Score 0++
One of the volunteer guides was kind enough to demonstrate for us how the yagura would be locked with an Edo Period key. He also allowed us to go to the roped-off second storey of one of the turrets and pointed out that the shachihoko (the roof ornaments in the form of mythological fish) form a male and female pair, the male being the one with its mouth open the widest. I hadn’t noticed that they weren’t identical until I zoomed in with my camera. ~ There is a mock tenshukaku of Utsunomiyajō built off site at Utsunomiya Zoo. The mock keep was built to house a demonstration of a legendary weapon called Tsuritenjō (the hanging ceiling). This trap was said to have been built by castellan Honda Masazumi in an attempt to assassinate Shōgun Tokugawa Iemitsu. This probably stems from Honda formerly being a close ally of the Toyotomi, and yet he seems to have been well trusted and a loyal retainer. He fell out of favour in 1622 to however and so the legend might have also followed this occurrence. My initial plan was to investigate this mock keep after the castle itself but there was so little information about it that I gave up, rather than go all the way to the zoo and pay in only to be disappointed by not being able to see the tsuritenjō, as I couldn’t confirm it was in operation.


112 months ago
Score 0++
Today i visited this little site. It's something of a mix. The 2 reconstructed towers are in wood, like it should be. The embankment is in concrete. That on itself isn't a problem, but the tunnel is. To add to Kris' comment, the guide in the tunnel gave me an A4 page about the castle's history, in english. In the tunnel are 2 models. One of the honmaru with all its buildings, the other is of the city, both of the Edo-period.

Kiddus i2003Gunshi

123 months ago
Score 0++
Interesting , shame more wasn't constructed.

Anonymous user #1
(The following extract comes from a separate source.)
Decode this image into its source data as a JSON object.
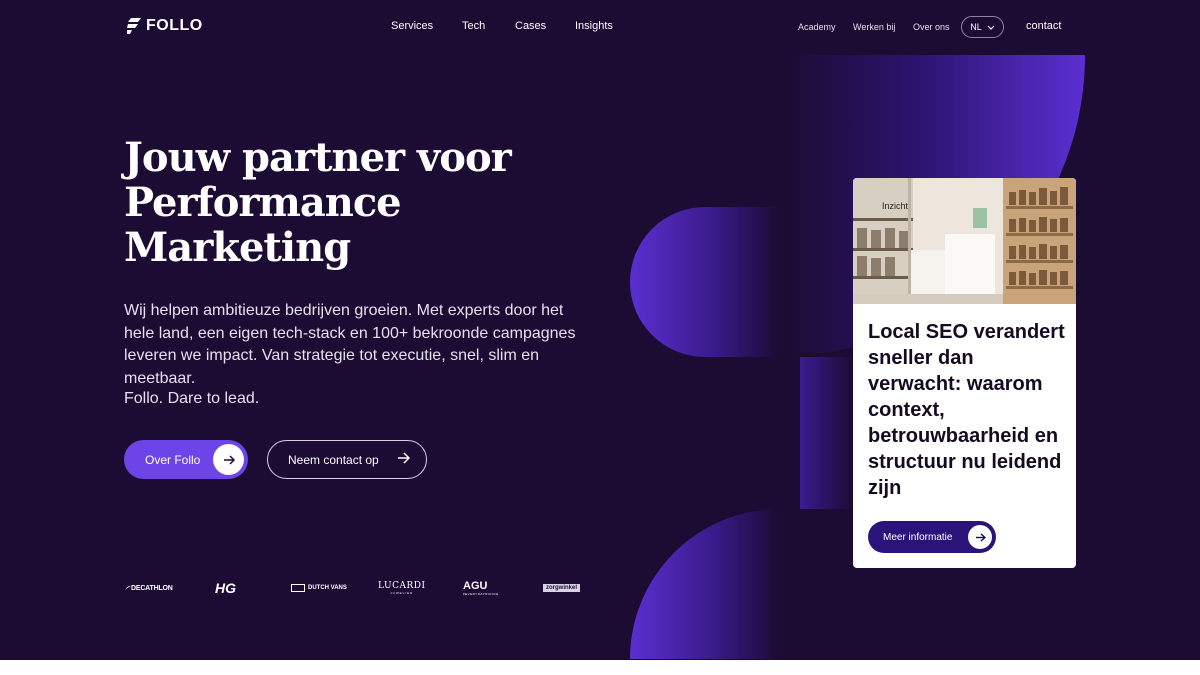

148 months ago
Score 0++
I have to agree; full marks for their barrier-free access but it does make it look a bit like a futuristic weapons factory that is going to start rolling out the tanks. Quite small and not so good for photos. I think they sold themselves short – they could have done so much more – I hope they do. The volunteer guide inside the tunnel (not the Jomon pottery house) was very knowledgeable though, which made it more interesting. Supposedly the Otemon faced North, not East as would be expected, reflecting the fact that this castle was originally established for the purpose of conquering the North of Japan. From the castle the first stop would be Futara Shrine, to pray for victory. Another interesting point represented by the reconstruction is that the inward facing walls of the yagura do not have windows so that the people on guard would not be able to look down on the Shogun during his stay. Still, the main reason I went to see Utsunomiya is because of its role in the Boshin War. The castle has a detailed `Hijikata Toshizo was here` themed walking map which includes a good map of the castle and surrounding points of interest. Most of the sites require a lot of imagination – the site of Matsu-ga-mine Mon, where he suffered a bullet wound to the foot, is now a sea of carparks. Nearby that there is some remnant earthen wall (very minor but it exists); also the giant Gingko tree where the san-no-maru used to be is worth seeing for its size and the fact it was there back when there used to be a castle. My final favourite was the kimono shop I happened to see by chance that had a sign saying `since 1868.`